Peep, designed by a group called the Apartment, is sexy, stylish and amusing. It has its share of saketinis and berry Cosmos, kiwi margaritas and aged single-malt whiskies for the bar scene, but it’s more than that. The kitchen here turns out Thai food that is not only good, but extremely inexpensive. Where else can you get a two-course Thai lunch in the heart of Soho for just $8? That’s what lured me in in the first place.

I had passed Peep many times while walking across Prince Street, but thought it was just another chic, trendy bar. On a recent afternoon, my son and I paused to look at the menu, which is displayed on the wall next to the restaurant’s curious stainless-steel gates. Steamed dumplings and char-grilled chicken. Sate skewers and crispy calamari. Eight bucks. We went right in.

At the entrance is a long bar that’s back-lit with pink neon and set with bar stools whose seats are made from pink plastic tubing. Chrome chandeliers hang in a long line down the mirrored ceiling, their light reflected on the mirrored walls and the floor. There’s an open kitchen at the back of the restaurant, which has polished oak tables lined up along a velvet banquette. The clientele is predictably young and hip, as is the friendly wait staff, who wear gray, loosely knit sweatshirts decorated with orange stripes.

Peep’s food is pretty much standard Thai, along with some fusion dishes thrown in, like the Caesar salad which comes with smoked tofu and a miso ginger dressing that gives it a pleasant nutty taste, or the pappardelle that’s topped with a beef and lemongrass ragu. Everything is perfectly spiced, accessible and elegantly presented, with lots of small plates to choose from in addition to larger plates, such as curries and noodle dishes.

Our lunch was delicious. We had crisp shrimp semolina fritters that we dipped into a hot vinegared chili oil, and steamed dumplings that came with a tomato vinaigrette. From there, we moved on to tender slabs of marinated, char-grilled chicken seasoned with Thai spices and served with a black sesame chili sauce. Pad thai-noodles with chicken, shrimp, peanut and egg-was excellent, but there was so much of it that we took half of it home to eat later. And the price was indeed $8 per person.

Also among the small plates are sate skewers made with chicken or beef with the traditional peanut dip and cucumber relish. Calamari arrives in a cocktail glass, spilling generously over onto the plate, and is served with an avocado and green onion emulsion and tomato chutney; it’s perfect bar food-just the dish for that second kiwi margarita. An elegant, broad-rimmed white bowl arrives filled with juicy shrimp dumplings. Tamarind-glazed shrimp are large and juicy, with taro chips and a hot chili-tamarind vinaigrette.

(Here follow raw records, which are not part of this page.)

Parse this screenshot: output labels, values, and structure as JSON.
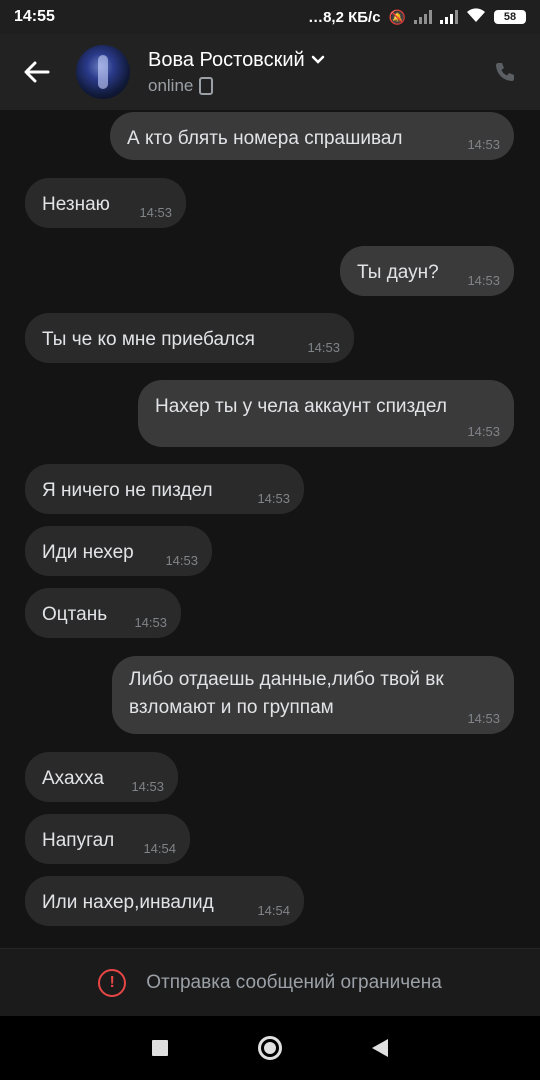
{
  "statusbar": {
    "time": "14:55",
    "network": "…8,2 КБ/с",
    "battery": "58"
  },
  "header": {
    "name": "Вова Ростовский",
    "status": "online"
  },
  "messages": [
    {
      "text": "А кто блять номера спрашивал",
      "time": "14:53",
      "dir": "out"
    },
    {
      "text": "Незнаю",
      "time": "14:53",
      "dir": "in"
    },
    {
      "text": "Ты даун?",
      "time": "14:53",
      "dir": "out"
    },
    {
      "text": "Ты че ко мне приебался",
      "time": "14:53",
      "dir": "in"
    },
    {
      "text": "Нахер ты у чела аккаунт спиздел",
      "time": "14:53",
      "dir": "out"
    },
    {
      "text": "Я ничего не пиздел",
      "time": "14:53",
      "dir": "in"
    },
    {
      "text": "Иди нехер",
      "time": "14:53",
      "dir": "in"
    },
    {
      "text": "Оцтань",
      "time": "14:53",
      "dir": "in"
    },
    {
      "text": "Либо отдаешь данные,либо твой вк взломают и по группам",
      "time": "14:53",
      "dir": "out"
    },
    {
      "text": "Ахахха",
      "time": "14:53",
      "dir": "in"
    },
    {
      "text": "Напугал",
      "time": "14:54",
      "dir": "in"
    },
    {
      "text": "Или нахер,инвалид",
      "time": "14:54",
      "dir": "in"
    }
  ],
  "restriction": {
    "text": "Отправка сообщений ограничена"
  },
  "colors": {
    "warning": "#e64646",
    "bubble_in": "#2a2a2a",
    "bubble_out": "#3a3a3a"
  }
}
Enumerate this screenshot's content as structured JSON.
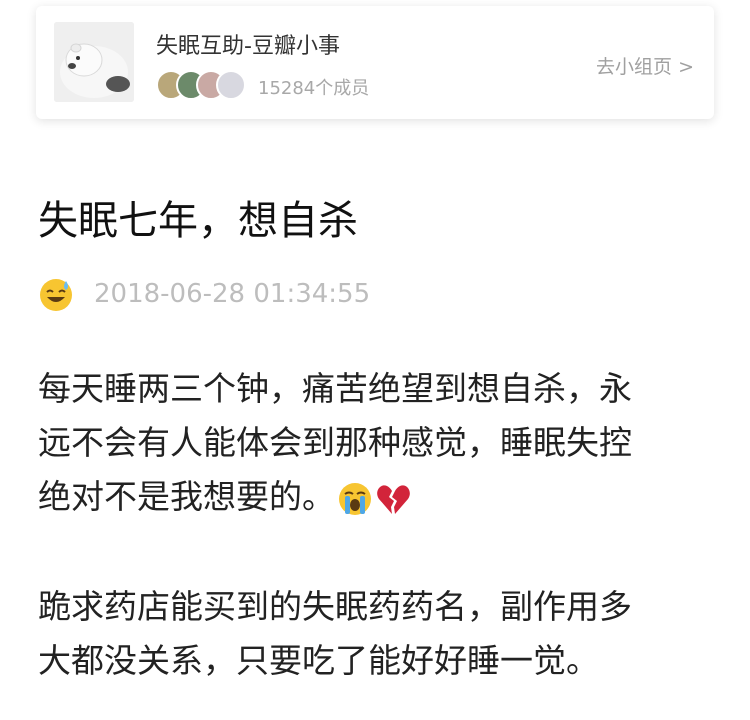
{
  "group": {
    "name": "失眠互助-豆瓣小事",
    "member_count": "15284个成员",
    "link_label": "去小组页 >",
    "member_avatar_colors": [
      "#b9a77a",
      "#6c8a6a",
      "#c9a9a4",
      "#d8d8e0"
    ]
  },
  "post": {
    "title": "失眠七年，想自杀",
    "author_avatar": "sweat-smile-emoji-icon",
    "timestamp": "2018-06-28 01:34:55",
    "paragraph1": {
      "line1": "每天睡两三个钟，痛苦绝望到想自杀，永",
      "line2": "远不会有人能体会到那种感觉，睡眠失控",
      "line3": "绝对不是我想要的。",
      "emojis": [
        "crying-face-emoji-icon",
        "broken-heart-emoji-icon"
      ]
    },
    "paragraph2": {
      "line1": "跪求药店能买到的失眠药药名，副作用多",
      "line2": "大都没关系，只要吃了能好好睡一觉。"
    }
  }
}
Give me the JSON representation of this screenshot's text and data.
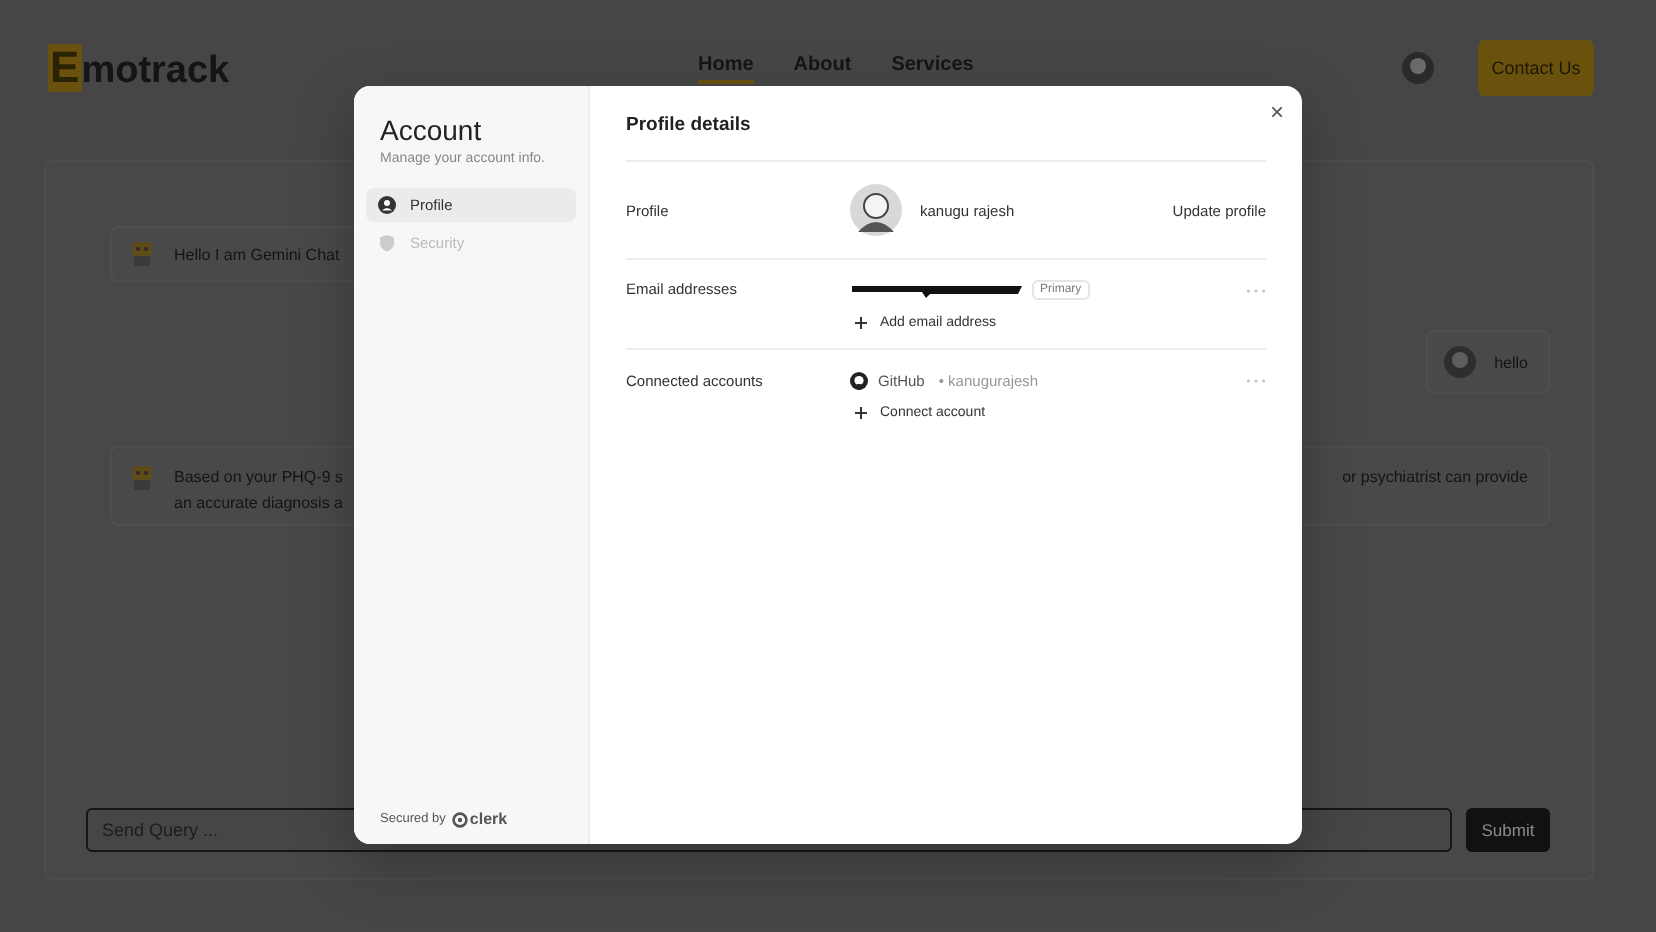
{
  "nav": {
    "logo": {
      "initial": "E",
      "rest": "motrack"
    },
    "links": [
      {
        "label": "Home",
        "selected": true
      },
      {
        "label": "About",
        "selected": false
      },
      {
        "label": "Services",
        "selected": false
      }
    ],
    "contact_button": "Contact Us"
  },
  "chat": {
    "messages": [
      {
        "kind": "bot",
        "lines_left": [
          "Hello I am Gemini Chat"
        ]
      },
      {
        "kind": "user",
        "lines_left": [
          "hello"
        ]
      },
      {
        "kind": "bot",
        "lines_left": [
          "Based on your PHQ-9 s",
          "an accurate diagnosis a"
        ],
        "lines_right": [
          "or psychiatrist can provide"
        ]
      }
    ],
    "input": {
      "placeholder": "Send Query ..."
    },
    "submit": "Submit"
  },
  "modal": {
    "sidebar": {
      "title": "Account",
      "subtitle": "Manage your account info.",
      "items": [
        {
          "label": "Profile",
          "selected": true
        },
        {
          "label": "Security",
          "selected": false
        }
      ],
      "footer": {
        "text": "Secured by",
        "brand": "clerk"
      }
    },
    "title": "Profile details",
    "close": "×",
    "sections": [
      {
        "kind": "profile",
        "label": "Profile",
        "name": "kanugu rajesh",
        "action": "Update profile"
      },
      {
        "kind": "email",
        "label": "Email addresses",
        "badge": "Primary",
        "add": "Add email address"
      },
      {
        "kind": "connected",
        "label": "Connected accounts",
        "provider": "GitHub",
        "username": "• kanugurajesh",
        "add": "Connect account"
      }
    ]
  }
}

The duck and sautéed eggplant is one of my favorites, with a tomato and purple onion salad, and a vigorous chili paste and lemon oil vinaigrette.

Face-towel noodles, so called because they are wide, flat and spongy, are superb, tossed in a spicy mix of shrimp, squid and chicken with egg, tomato paste, chili and basil. Peanut-crusted salmon sits on a bed of vegetables under a creamy curried coconut-basil sauce and comes with two large wedges of sesame-sprinkled rice. The rice is perfectly cooked, as is the salmon, which is nicely rare in the middle. Our waiter’s favorite, “Deconstructed” Hung Lea Blackened strip loin with braised sweet peas, is a bargain at $12. The meat is cut in thick, beefy slices, with braised sweet peas and a tamarind, ginger and horseradish sauce.

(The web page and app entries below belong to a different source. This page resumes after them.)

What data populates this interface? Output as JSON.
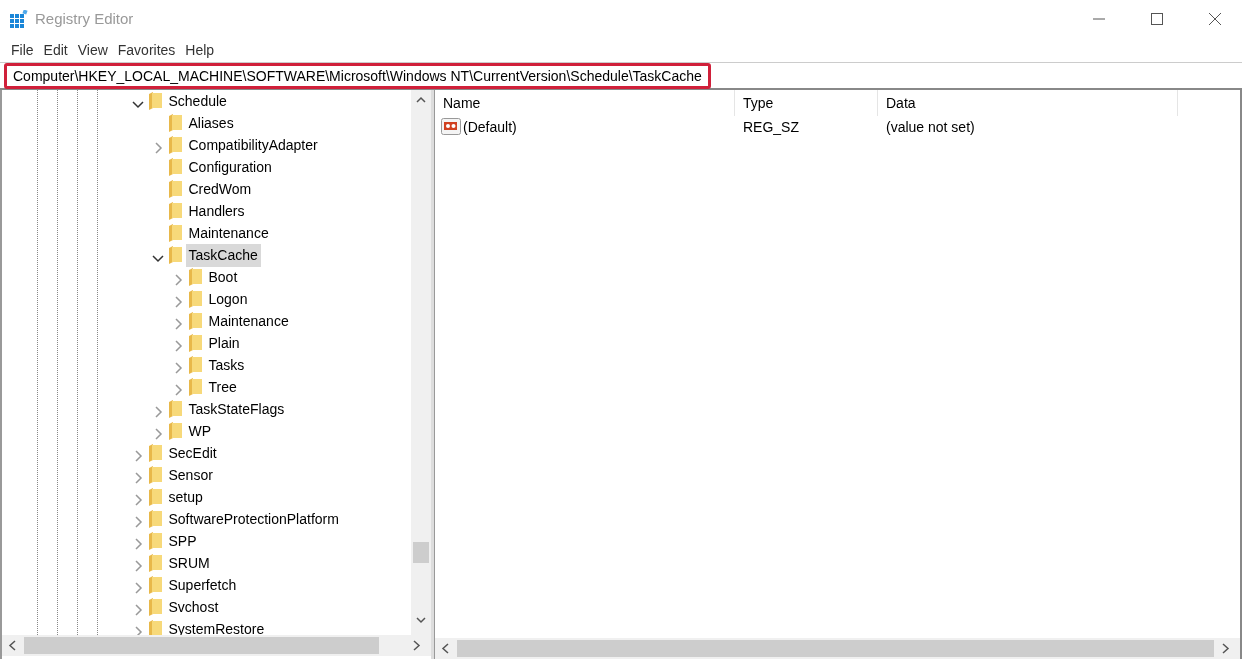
{
  "window": {
    "title": "Registry Editor"
  },
  "menu": [
    "File",
    "Edit",
    "View",
    "Favorites",
    "Help"
  ],
  "address_bar": {
    "value": "Computer\\HKEY_LOCAL_MACHINE\\SOFTWARE\\Microsoft\\Windows NT\\CurrentVersion\\Schedule\\TaskCache",
    "highlighted": true
  },
  "tree": [
    {
      "label": "Schedule",
      "expanded": true,
      "selected": false,
      "children": [
        {
          "label": "Aliases",
          "selected": false
        },
        {
          "label": "CompatibilityAdapter",
          "expanded": false,
          "selected": false
        },
        {
          "label": "Configuration",
          "selected": false
        },
        {
          "label": "CredWom",
          "selected": false
        },
        {
          "label": "Handlers",
          "selected": false
        },
        {
          "label": "Maintenance",
          "selected": false
        },
        {
          "label": "TaskCache",
          "expanded": true,
          "selected": true,
          "children": [
            {
              "label": "Boot",
              "expanded": false,
              "selected": false
            },
            {
              "label": "Logon",
              "expanded": false,
              "selected": false
            },
            {
              "label": "Maintenance",
              "expanded": false,
              "selected": false
            },
            {
              "label": "Plain",
              "expanded": false,
              "selected": false
            },
            {
              "label": "Tasks",
              "expanded": false,
              "selected": false
            },
            {
              "label": "Tree",
              "expanded": false,
              "selected": false
            }
          ]
        },
        {
          "label": "TaskStateFlags",
          "expanded": false,
          "selected": false
        },
        {
          "label": "WP",
          "expanded": false,
          "selected": false
        }
      ]
    },
    {
      "label": "SecEdit",
      "expanded": false,
      "selected": false
    },
    {
      "label": "Sensor",
      "expanded": false,
      "selected": false
    },
    {
      "label": "setup",
      "expanded": false,
      "selected": false
    },
    {
      "label": "SoftwareProtectionPlatform",
      "expanded": false,
      "selected": false
    },
    {
      "label": "SPP",
      "expanded": false,
      "selected": false
    },
    {
      "label": "SRUM",
      "expanded": false,
      "selected": false
    },
    {
      "label": "Superfetch",
      "expanded": false,
      "selected": false
    },
    {
      "label": "Svchost",
      "expanded": false,
      "selected": false
    },
    {
      "label": "SystemRestore",
      "expanded": false,
      "selected": false
    }
  ],
  "values": {
    "columns": [
      "Name",
      "Type",
      "Data"
    ],
    "rows": [
      {
        "name": "(Default)",
        "type": "REG_SZ",
        "data": "(value not set)"
      }
    ]
  }
}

Desserts are over the top. They include a strawberry shortcake tower with strawberry chardonnay sorbet that tastes as though it’s made from pure berries. Strudels of banana and candied carrots come with a rich chocolate ice cream “terrine,” and crispy apple fritters are served with apple cider soup, vanilla ice cream and apple chips.

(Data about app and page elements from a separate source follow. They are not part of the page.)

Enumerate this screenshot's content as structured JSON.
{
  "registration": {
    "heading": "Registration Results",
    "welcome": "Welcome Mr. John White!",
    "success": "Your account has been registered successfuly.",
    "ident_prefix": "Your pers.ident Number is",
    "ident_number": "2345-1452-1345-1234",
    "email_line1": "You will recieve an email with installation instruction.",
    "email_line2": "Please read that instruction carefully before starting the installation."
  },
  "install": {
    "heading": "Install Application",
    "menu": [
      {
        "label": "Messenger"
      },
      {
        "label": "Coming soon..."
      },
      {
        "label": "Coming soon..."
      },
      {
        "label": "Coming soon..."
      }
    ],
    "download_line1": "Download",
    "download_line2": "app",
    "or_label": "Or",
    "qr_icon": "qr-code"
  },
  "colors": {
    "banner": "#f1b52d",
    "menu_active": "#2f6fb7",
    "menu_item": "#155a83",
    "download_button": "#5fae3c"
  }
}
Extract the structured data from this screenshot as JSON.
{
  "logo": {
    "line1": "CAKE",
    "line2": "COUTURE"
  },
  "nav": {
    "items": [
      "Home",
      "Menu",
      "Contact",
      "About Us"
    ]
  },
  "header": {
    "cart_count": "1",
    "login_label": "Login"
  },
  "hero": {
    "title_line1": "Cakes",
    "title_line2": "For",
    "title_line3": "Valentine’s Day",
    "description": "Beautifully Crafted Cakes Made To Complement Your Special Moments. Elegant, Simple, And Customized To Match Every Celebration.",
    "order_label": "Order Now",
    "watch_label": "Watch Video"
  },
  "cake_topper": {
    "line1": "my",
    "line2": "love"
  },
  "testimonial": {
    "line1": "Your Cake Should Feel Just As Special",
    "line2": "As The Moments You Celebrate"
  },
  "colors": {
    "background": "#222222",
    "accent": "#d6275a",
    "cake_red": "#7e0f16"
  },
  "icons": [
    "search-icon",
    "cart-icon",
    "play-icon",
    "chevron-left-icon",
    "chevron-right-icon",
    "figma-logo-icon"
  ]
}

During our lunch, my son and I had been seated near the front of the restaurant, which was open to the street, and we had yet to find out about the bathrooms. As we were paying the bill and collecting our doggy bag, a woman who had been to the restroom returned to her seat at the adjacent table. “I can’t do it,” she said to her friend. “I just can’t pee in that bathroom!”

We left the restaurant somewhat bemused.

Dining out with Moira Hodgson